10. On behalf of the plaintiffs reliance has been placed on the decision in Partap Chand v. Saiyida Bibi (1901) I.L.R. 23 All. 442 and Azima Bibi v. Shamalanand (1912) I.L.R. 40 Calc, 378; but the circumstances of each case would naturally vary and the conclusion based on facts found in one case cannot be of any assistance in the determination of a similar issue on the facts found in another case. In the former case it was found that the transferee could have ascertained that the property which the transferors professed to transfer was acquired in their names by their father, who was a Tahsildar, When they were children of tender years, and that there were other circumstances which rendered it incumbent on the transferee not to rest satisfied with merely seeing that the names of the transferors were entered in the revenue records. In the latter case the transferee was a pleader from whom greater circumspection would naturally have been expected; and the main ground on which the transferee sought protection was that he thought that the transferor who would ordinarily have been governed by the Muhammadan law had still retained the Hindu law in the matter of inheritance. The plea set up on behalf of the transferee was of such an unusual nature that their Lordships of the Privy Council felt constrained to think that he had not discharged the onus which lay upon him of making due inquiry in regard to the manner in which the property had descended before taking the mortgage. A reference has also been made to the decision in Muhammad Sulaiman v. Sakina Bibi (1922) I.L.R. 44 All. 694, but in that case it was found that the transferee, though aware of the title of the original owner before he had taken the transfer, had omitted to make further inquiry as to how that title had passed from the original owner to the transferor. No such special circumstances exist in the present case. On the other hand, the circumstances of the present case are somewhat similar to those in Khwaja Muhammad Khan v. Muhammad Ibrahim (1904) I.L.R. 26 All. 490, and we are satisfied that there was nothing in the transaction to require the mortgagees to make a further inquiry as to the real title to the property beyond what appeared from the entries in the revenue papers.

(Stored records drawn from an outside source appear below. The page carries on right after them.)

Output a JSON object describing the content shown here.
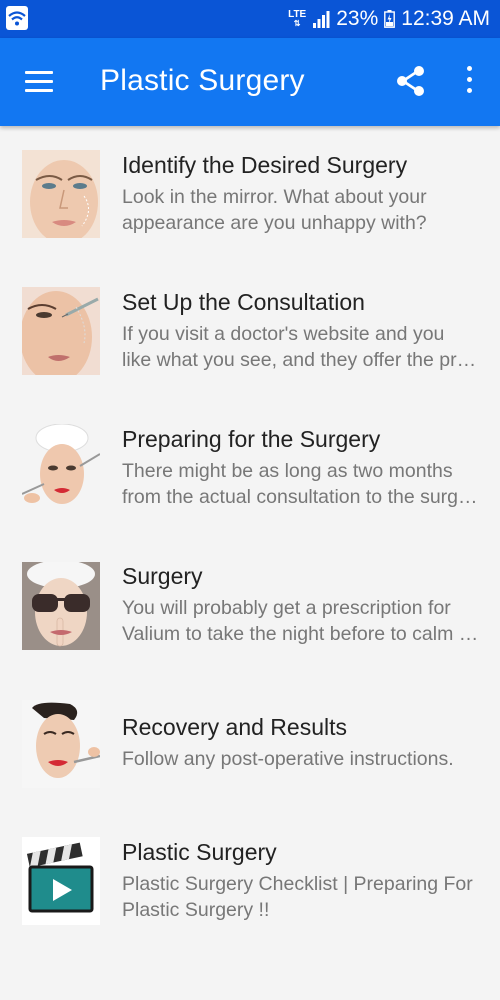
{
  "status_bar": {
    "network": "LTE",
    "battery": "23%",
    "time": "12:39 AM"
  },
  "app_bar": {
    "title": "Plastic Surgery",
    "menu_icon": "hamburger-menu-icon",
    "share_icon": "share-icon",
    "more_icon": "more-vert-icon"
  },
  "articles": [
    {
      "title": "Identify the Desired Surgery",
      "desc_line1": "Look in the mirror. What about your",
      "desc_line2": "appearance are you unhappy with?"
    },
    {
      "title": "Set Up the Consultation",
      "desc_line1": "If you visit a doctor's website and you",
      "desc_line2": "like what you see, and they offer the pro…"
    },
    {
      "title": "Preparing for the Surgery",
      "desc_line1": "There might be as long as two months",
      "desc_line2": "from the actual consultation to the surg…"
    },
    {
      "title": "Surgery",
      "desc_line1": "You will probably get a prescription for",
      "desc_line2": "Valium to take the night before to calm …"
    },
    {
      "title": "Recovery and Results",
      "desc_line1": "Follow any post-operative instructions.",
      "desc_line2": ""
    },
    {
      "title": "Plastic Surgery",
      "desc_line1": "Plastic Surgery Checklist | Preparing For",
      "desc_line2": "Plastic Surgery !!"
    }
  ],
  "colors": {
    "status_bar": "#0a55d6",
    "app_bar": "#1277f2",
    "background": "#f4f4f4"
  }
}
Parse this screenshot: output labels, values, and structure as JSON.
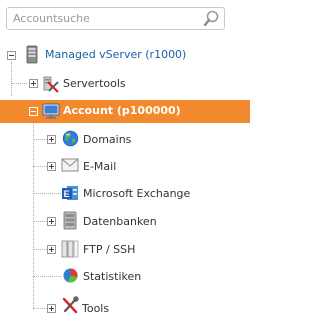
{
  "search": {
    "placeholder": "Accountsuche",
    "icon": "magnifier-icon"
  },
  "tree": {
    "root": {
      "label": "Managed vServer (r1000)",
      "icon": "server-icon",
      "expanded": true
    },
    "servertools": {
      "label": "Servertools",
      "icon": "server-tools-icon",
      "expanded": false
    },
    "account": {
      "label": "Account (p100000)",
      "icon": "monitor-icon",
      "expanded": true,
      "selected": true
    },
    "children": [
      {
        "key": "domains",
        "label": "Domains",
        "icon": "globe-icon",
        "expandable": true
      },
      {
        "key": "email",
        "label": "E-Mail",
        "icon": "envelope-icon",
        "expandable": true
      },
      {
        "key": "exchange",
        "label": "Microsoft Exchange",
        "icon": "exchange-icon",
        "expandable": false
      },
      {
        "key": "datenbanken",
        "label": "Datenbanken",
        "icon": "database-icon",
        "expandable": true
      },
      {
        "key": "ftp",
        "label": "FTP / SSH",
        "icon": "ftp-icon",
        "expandable": true
      },
      {
        "key": "statistiken",
        "label": "Statistiken",
        "icon": "pie-chart-icon",
        "expandable": false
      },
      {
        "key": "tools",
        "label": "Tools",
        "icon": "tools-icon",
        "expandable": true
      }
    ]
  },
  "colors": {
    "selected": "#f28a2d",
    "root_text": "#1a5fa8",
    "text": "#333333"
  }
}
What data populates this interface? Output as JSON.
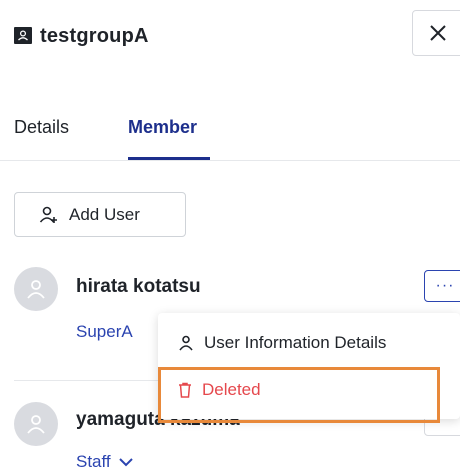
{
  "header": {
    "title": "testgroupA",
    "group_icon": "group-folder-icon",
    "close_icon": "close-icon"
  },
  "tabs": [
    {
      "label": "Details",
      "active": false
    },
    {
      "label": "Member",
      "active": true
    }
  ],
  "add_user": {
    "label": "Add User",
    "icon": "add-user-icon"
  },
  "members": [
    {
      "name": "hirata kotatsu",
      "role": "SuperA",
      "role_full_hidden": false
    },
    {
      "name": "yamaguta kazuma",
      "role": "Staff"
    }
  ],
  "row_menu": {
    "more_label": "···",
    "items": [
      {
        "label": "User Information Details",
        "icon": "user-icon"
      },
      {
        "label": "Deleted",
        "icon": "trash-icon"
      }
    ]
  },
  "colors": {
    "accent": "#1d2f8c",
    "link": "#2b44b0",
    "danger": "#e5484d",
    "highlight": "#e8893a"
  }
}
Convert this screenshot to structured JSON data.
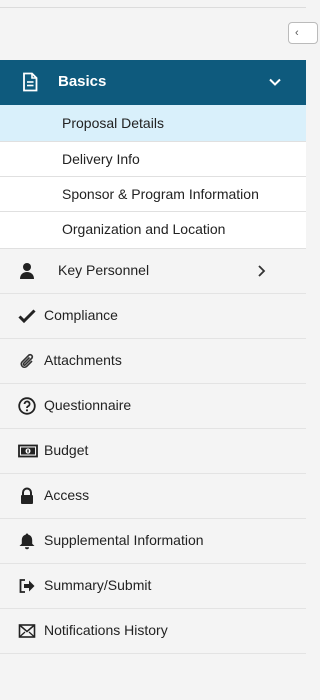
{
  "sidebar": {
    "section": {
      "label": "Basics",
      "icon": "document-icon"
    },
    "subitems": [
      {
        "label": "Proposal Details",
        "active": true
      },
      {
        "label": "Delivery Info"
      },
      {
        "label": "Sponsor & Program Information"
      },
      {
        "label": "Organization and Location"
      }
    ],
    "items": [
      {
        "label": "Key Personnel",
        "icon": "person-icon",
        "has_children": true
      },
      {
        "label": "Compliance",
        "icon": "checkmark-icon"
      },
      {
        "label": "Attachments",
        "icon": "paperclip-icon"
      },
      {
        "label": "Questionnaire",
        "icon": "question-circle-icon"
      },
      {
        "label": "Budget",
        "icon": "money-icon"
      },
      {
        "label": "Access",
        "icon": "lock-icon"
      },
      {
        "label": "Supplemental Information",
        "icon": "bell-icon"
      },
      {
        "label": "Summary/Submit",
        "icon": "sign-out-icon"
      },
      {
        "label": "Notifications History",
        "icon": "envelope-icon"
      }
    ]
  },
  "colors": {
    "section_bg": "#0e5a7d",
    "active_bg": "#d9f0fb"
  }
}
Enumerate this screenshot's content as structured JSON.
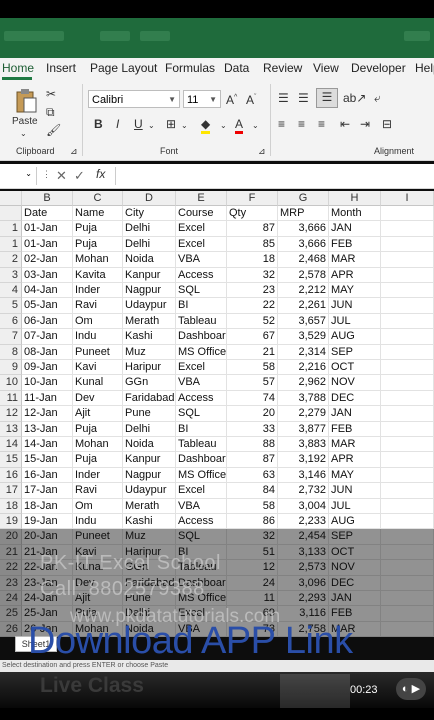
{
  "ribbon_tabs": [
    {
      "label": "Home",
      "active": true
    },
    {
      "label": "Insert"
    },
    {
      "label": "Page Layout"
    },
    {
      "label": "Formulas"
    },
    {
      "label": "Data"
    },
    {
      "label": "Review"
    },
    {
      "label": "View"
    },
    {
      "label": "Developer"
    },
    {
      "label": "Help"
    }
  ],
  "clipboard": {
    "paste_label": "Paste",
    "group_label": "Clipboard"
  },
  "font": {
    "name": "Calibri",
    "size": "11",
    "group_label": "Font",
    "bold": "B",
    "italic": "I",
    "underline": "U",
    "grow": "A^",
    "shrink": "Aˇ"
  },
  "alignment": {
    "group_label": "Alignment"
  },
  "formula_bar": {
    "fx": "fx",
    "value": ""
  },
  "columns": [
    "B",
    "C",
    "D",
    "E",
    "F",
    "G",
    "H",
    "I"
  ],
  "headers": [
    "Date",
    "Name",
    "City",
    "Course",
    "Qty",
    "MRP",
    "Month"
  ],
  "rows": [
    {
      "n": "1",
      "date": "01-Jan",
      "name": "Puja",
      "city": "Delhi",
      "course": "Excel",
      "qty": "87",
      "mrp": "3,666",
      "month": "JAN"
    },
    {
      "n": "1",
      "date": "01-Jan",
      "name": "Puja",
      "city": "Delhi",
      "course": "Excel",
      "qty": "85",
      "mrp": "3,666",
      "month": "FEB"
    },
    {
      "n": "2",
      "date": "02-Jan",
      "name": "Mohan",
      "city": "Noida",
      "course": "VBA",
      "qty": "18",
      "mrp": "2,468",
      "month": "MAR"
    },
    {
      "n": "3",
      "date": "03-Jan",
      "name": "Kavita",
      "city": "Kanpur",
      "course": "Access",
      "qty": "32",
      "mrp": "2,578",
      "month": "APR"
    },
    {
      "n": "4",
      "date": "04-Jan",
      "name": "Inder",
      "city": "Nagpur",
      "course": "SQL",
      "qty": "23",
      "mrp": "2,212",
      "month": "MAY"
    },
    {
      "n": "5",
      "date": "05-Jan",
      "name": "Ravi",
      "city": "Udaypur",
      "course": "BI",
      "qty": "22",
      "mrp": "2,261",
      "month": "JUN"
    },
    {
      "n": "6",
      "date": "06-Jan",
      "name": "Om",
      "city": "Merath",
      "course": "Tableau",
      "qty": "52",
      "mrp": "3,657",
      "month": "JUL"
    },
    {
      "n": "7",
      "date": "07-Jan",
      "name": "Indu",
      "city": "Kashi",
      "course": "Dashboarc",
      "qty": "67",
      "mrp": "3,529",
      "month": "AUG"
    },
    {
      "n": "8",
      "date": "08-Jan",
      "name": "Puneet",
      "city": "Muz",
      "course": "MS Office",
      "qty": "21",
      "mrp": "2,314",
      "month": "SEP"
    },
    {
      "n": "9",
      "date": "09-Jan",
      "name": "Kavi",
      "city": "Haripur",
      "course": "Excel",
      "qty": "58",
      "mrp": "2,216",
      "month": "OCT"
    },
    {
      "n": "10",
      "date": "10-Jan",
      "name": "Kunal",
      "city": "GGn",
      "course": "VBA",
      "qty": "57",
      "mrp": "2,962",
      "month": "NOV"
    },
    {
      "n": "11",
      "date": "11-Jan",
      "name": "Dev",
      "city": "Faridabad",
      "course": "Access",
      "qty": "74",
      "mrp": "3,788",
      "month": "DEC"
    },
    {
      "n": "12",
      "date": "12-Jan",
      "name": "Ajit",
      "city": "Pune",
      "course": "SQL",
      "qty": "20",
      "mrp": "2,279",
      "month": "JAN"
    },
    {
      "n": "13",
      "date": "13-Jan",
      "name": "Puja",
      "city": "Delhi",
      "course": "BI",
      "qty": "33",
      "mrp": "3,877",
      "month": "FEB"
    },
    {
      "n": "14",
      "date": "14-Jan",
      "name": "Mohan",
      "city": "Noida",
      "course": "Tableau",
      "qty": "88",
      "mrp": "3,883",
      "month": "MAR"
    },
    {
      "n": "15",
      "date": "15-Jan",
      "name": "Puja",
      "city": "Kanpur",
      "course": "Dashboarc",
      "qty": "87",
      "mrp": "3,192",
      "month": "APR"
    },
    {
      "n": "16",
      "date": "16-Jan",
      "name": "Inder",
      "city": "Nagpur",
      "course": "MS Office",
      "qty": "63",
      "mrp": "3,146",
      "month": "MAY"
    },
    {
      "n": "17",
      "date": "17-Jan",
      "name": "Ravi",
      "city": "Udaypur",
      "course": "Excel",
      "qty": "84",
      "mrp": "2,732",
      "month": "JUN"
    },
    {
      "n": "18",
      "date": "18-Jan",
      "name": "Om",
      "city": "Merath",
      "course": "VBA",
      "qty": "58",
      "mrp": "3,004",
      "month": "JUL"
    },
    {
      "n": "19",
      "date": "19-Jan",
      "name": "Indu",
      "city": "Kashi",
      "course": "Access",
      "qty": "86",
      "mrp": "2,233",
      "month": "AUG"
    },
    {
      "n": "20",
      "date": "20-Jan",
      "name": "Puneet",
      "city": "Muz",
      "course": "SQL",
      "qty": "32",
      "mrp": "2,454",
      "month": "SEP"
    },
    {
      "n": "21",
      "date": "21-Jan",
      "name": "Kavi",
      "city": "Haripur",
      "course": "BI",
      "qty": "51",
      "mrp": "3,133",
      "month": "OCT"
    },
    {
      "n": "22",
      "date": "22-Jan",
      "name": "Kunal",
      "city": "GGn",
      "course": "Tableau",
      "qty": "12",
      "mrp": "2,573",
      "month": "NOV"
    },
    {
      "n": "23",
      "date": "23-Jan",
      "name": "Dev",
      "city": "Faridabad",
      "course": "Dashboarc",
      "qty": "24",
      "mrp": "3,096",
      "month": "DEC"
    },
    {
      "n": "24",
      "date": "24-Jan",
      "name": "Ajit",
      "city": "Pune",
      "course": "MS Office",
      "qty": "11",
      "mrp": "2,293",
      "month": "JAN"
    },
    {
      "n": "25",
      "date": "25-Jan",
      "name": "Puja",
      "city": "Delhi",
      "course": "Excel",
      "qty": "69",
      "mrp": "3,116",
      "month": "FEB"
    },
    {
      "n": "26",
      "date": "26-Jan",
      "name": "Mohan",
      "city": "Noida",
      "course": "VBA",
      "qty": "73",
      "mrp": "2,758",
      "month": "MAR"
    }
  ],
  "watermark": {
    "line1": "PK-IT Excel School",
    "line2": "Call: 8802579388",
    "line3": "www.pkdatatutorials.com"
  },
  "sheet_tab": "Sheet1",
  "status_text": "Select destination and press ENTER or choose Paste",
  "banner": "Download APP Link",
  "live": "Live Class",
  "player": {
    "time": "00:23",
    "control": "◐ ▶"
  }
}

11. The claim of the plaintiff is, therefore, barred as against the transferees in regard to the property mortgaged with them. Their claim as against the defendants 1, 2 and 3 must, however, succeed. We allow the appeal accordingly and decree the claim of the plaintiffs against the defendants 1, 2 and 3 with costs here and hitherto; but dismiss it as against the remaining defendants who will gel their costs here and hitherto from the plaintiffs appellants.
12. Among the papers printed by the defendants respondents there are several papers which do not relate to the properties in dispute. There are others which were equally unnecessary to be printed for the purposes of this appeal. In fact, no reference has been made to most of these papers. We direct accordingly that the costs incurred in the translation and printing of the tabular matter exhibited from pages 116 to 181 of the printed record shall be excluded from the defendants' costs.